Almost two-thirds of small businesses have been affected by cyber crime
The majority of small business owners have suffered the cost of cyber crime despite more than 90 per cent taking steps to protect their firms from such threats, according to new research carried out by the Federation of Small Businesses (FSB).
The most common threat to smaller organisations is that of phishing emails, which are responsible for half of attacks, and malware attacks, blamed for one-third of all threats. When the worst does happen, the average business is negatively affected for more than two working days.
‘small firms take their cyber security responsibility very seriously but often they are the least able to bear the cost of doing so, said FSB national chairman Mike Cherry.
‘smaller businesses have limited resources, time and expertise to deal with ever-evolving and increasing digital attacks. Were calling on government, larger businesses, individuals and providers to take part in a joint effort to tackle cyber crime and improve business resilience.
According to the report, chinks in small company’s armour when it comes to security include inadequate password policies with under one-quarter of business owners enforcing a strict on and a lack of formal planning around online attacks, with just four per cent of leaders equipped with a written plan of what to do in the face of such an assault.
‘small firms are understandably focused on building their businesses and creating the jobs which drive economic growth. The vulnerabilities of the digital world affecteveryone and the responsibility for improving resilience should not be left to the group with least resource to do something about it, added Cherry.
‘security is important, but given that an element of risk will always be present when operating online, resilience must also be championed. Without a concerted effort to reduce cyber crime and improve resilience, small businesses could be at real risk.
Hannah Wilkinson is a reporter for Business Advice. She studied economics and management at Oxford University and prior to joining Business Advice wrote for Kensington and Chelsea Today about business and economics as well as running a tutoring company.

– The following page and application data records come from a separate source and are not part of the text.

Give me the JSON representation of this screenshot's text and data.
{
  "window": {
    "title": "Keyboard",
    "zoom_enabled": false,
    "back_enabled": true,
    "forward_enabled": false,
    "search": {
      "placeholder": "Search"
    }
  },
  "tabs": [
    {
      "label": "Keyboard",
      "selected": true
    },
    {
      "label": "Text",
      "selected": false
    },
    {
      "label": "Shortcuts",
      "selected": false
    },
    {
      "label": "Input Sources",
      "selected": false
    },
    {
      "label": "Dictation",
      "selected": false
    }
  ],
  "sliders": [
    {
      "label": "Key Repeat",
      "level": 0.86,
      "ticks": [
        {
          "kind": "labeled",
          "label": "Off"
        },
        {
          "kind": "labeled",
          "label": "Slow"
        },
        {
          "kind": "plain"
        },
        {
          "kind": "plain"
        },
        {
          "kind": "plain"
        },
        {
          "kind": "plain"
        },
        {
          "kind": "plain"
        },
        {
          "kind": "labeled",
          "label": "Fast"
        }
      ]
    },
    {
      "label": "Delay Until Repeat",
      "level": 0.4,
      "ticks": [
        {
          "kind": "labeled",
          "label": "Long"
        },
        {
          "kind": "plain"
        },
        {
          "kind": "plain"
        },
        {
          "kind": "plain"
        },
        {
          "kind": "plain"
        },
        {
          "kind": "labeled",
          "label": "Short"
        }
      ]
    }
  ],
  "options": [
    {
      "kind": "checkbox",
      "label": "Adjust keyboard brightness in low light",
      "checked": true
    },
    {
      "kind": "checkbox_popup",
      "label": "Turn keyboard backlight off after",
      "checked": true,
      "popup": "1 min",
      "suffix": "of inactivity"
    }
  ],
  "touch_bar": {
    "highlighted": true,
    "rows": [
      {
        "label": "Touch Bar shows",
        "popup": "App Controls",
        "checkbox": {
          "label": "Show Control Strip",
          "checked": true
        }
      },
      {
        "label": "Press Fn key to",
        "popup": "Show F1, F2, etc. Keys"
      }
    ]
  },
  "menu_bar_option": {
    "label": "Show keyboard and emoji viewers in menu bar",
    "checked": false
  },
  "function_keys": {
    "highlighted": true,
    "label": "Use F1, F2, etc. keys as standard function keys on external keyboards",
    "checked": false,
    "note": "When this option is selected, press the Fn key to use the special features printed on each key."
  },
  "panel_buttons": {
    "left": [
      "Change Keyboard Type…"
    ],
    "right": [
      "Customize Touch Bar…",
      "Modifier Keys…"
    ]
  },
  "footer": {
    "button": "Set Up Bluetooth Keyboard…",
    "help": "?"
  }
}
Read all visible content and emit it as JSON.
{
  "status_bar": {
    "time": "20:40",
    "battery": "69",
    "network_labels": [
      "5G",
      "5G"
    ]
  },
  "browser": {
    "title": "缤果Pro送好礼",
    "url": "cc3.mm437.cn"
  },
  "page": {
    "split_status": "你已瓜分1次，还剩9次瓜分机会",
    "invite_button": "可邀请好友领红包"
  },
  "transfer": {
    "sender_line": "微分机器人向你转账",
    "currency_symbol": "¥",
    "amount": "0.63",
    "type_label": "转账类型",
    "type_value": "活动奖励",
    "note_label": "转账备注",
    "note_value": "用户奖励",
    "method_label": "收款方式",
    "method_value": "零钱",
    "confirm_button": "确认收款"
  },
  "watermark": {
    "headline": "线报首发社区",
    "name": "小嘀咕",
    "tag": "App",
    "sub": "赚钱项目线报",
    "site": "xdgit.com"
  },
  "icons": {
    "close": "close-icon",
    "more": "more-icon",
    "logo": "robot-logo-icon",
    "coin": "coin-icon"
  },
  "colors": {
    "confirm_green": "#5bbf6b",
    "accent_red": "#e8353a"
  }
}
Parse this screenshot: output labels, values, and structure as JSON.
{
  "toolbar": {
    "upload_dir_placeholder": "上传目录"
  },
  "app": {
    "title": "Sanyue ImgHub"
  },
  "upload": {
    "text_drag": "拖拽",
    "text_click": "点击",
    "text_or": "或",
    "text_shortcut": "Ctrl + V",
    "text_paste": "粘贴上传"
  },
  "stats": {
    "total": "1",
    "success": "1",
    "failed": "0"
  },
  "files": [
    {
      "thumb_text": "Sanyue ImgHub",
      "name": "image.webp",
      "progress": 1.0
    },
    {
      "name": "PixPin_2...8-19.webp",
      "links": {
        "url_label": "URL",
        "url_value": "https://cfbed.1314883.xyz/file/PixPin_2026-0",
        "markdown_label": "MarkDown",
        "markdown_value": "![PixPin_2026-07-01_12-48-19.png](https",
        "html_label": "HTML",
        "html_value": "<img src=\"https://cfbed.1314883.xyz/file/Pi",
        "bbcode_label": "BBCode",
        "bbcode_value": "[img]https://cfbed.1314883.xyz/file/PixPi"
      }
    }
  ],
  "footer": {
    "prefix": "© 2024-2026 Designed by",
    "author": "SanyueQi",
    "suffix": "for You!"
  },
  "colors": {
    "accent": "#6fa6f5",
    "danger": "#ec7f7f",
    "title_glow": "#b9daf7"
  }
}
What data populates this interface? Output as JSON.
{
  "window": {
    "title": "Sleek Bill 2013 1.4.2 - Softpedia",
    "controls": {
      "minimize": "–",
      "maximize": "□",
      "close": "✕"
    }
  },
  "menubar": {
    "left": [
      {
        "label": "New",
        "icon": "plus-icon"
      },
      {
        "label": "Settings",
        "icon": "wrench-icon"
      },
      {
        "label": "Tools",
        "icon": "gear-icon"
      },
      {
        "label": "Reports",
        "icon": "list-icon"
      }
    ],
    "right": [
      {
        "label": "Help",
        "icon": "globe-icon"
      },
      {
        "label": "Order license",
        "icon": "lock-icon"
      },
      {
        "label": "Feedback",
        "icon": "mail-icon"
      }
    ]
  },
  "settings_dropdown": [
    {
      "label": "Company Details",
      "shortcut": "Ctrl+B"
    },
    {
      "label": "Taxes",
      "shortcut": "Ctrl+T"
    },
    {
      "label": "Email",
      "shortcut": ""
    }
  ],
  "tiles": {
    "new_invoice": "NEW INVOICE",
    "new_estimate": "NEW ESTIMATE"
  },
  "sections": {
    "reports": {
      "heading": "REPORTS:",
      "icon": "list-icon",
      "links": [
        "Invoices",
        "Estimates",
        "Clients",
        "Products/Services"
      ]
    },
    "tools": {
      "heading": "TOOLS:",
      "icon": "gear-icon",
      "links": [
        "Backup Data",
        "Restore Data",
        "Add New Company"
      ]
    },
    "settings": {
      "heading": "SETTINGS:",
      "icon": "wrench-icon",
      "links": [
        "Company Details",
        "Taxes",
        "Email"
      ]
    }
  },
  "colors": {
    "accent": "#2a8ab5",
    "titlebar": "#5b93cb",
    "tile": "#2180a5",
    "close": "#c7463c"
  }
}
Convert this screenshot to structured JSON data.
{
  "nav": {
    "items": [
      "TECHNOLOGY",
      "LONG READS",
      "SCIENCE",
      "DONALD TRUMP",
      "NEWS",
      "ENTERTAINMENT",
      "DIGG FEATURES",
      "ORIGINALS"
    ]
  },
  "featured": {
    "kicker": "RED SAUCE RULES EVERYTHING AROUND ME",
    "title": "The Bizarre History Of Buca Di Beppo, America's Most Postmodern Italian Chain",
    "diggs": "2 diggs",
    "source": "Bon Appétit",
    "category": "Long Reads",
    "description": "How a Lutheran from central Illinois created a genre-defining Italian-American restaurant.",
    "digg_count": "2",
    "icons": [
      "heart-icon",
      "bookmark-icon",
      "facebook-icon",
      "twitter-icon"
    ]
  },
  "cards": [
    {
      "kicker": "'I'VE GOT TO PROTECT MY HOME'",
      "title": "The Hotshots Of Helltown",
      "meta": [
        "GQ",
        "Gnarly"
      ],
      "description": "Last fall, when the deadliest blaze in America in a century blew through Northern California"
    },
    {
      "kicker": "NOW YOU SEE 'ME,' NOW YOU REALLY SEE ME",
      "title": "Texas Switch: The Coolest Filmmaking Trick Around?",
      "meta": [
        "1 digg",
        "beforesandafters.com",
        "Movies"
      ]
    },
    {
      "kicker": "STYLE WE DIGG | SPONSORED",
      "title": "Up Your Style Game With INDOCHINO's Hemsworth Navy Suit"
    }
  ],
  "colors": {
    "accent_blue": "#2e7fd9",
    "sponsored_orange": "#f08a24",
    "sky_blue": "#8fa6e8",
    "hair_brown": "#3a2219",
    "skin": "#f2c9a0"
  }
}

New research has revealed that 62 per cent of corporate IT executives now ban their mobile workers from using WiFI hotspots a trend which could pose a challenge to freelancers and remote workers accustomed to working from coffee shops. more»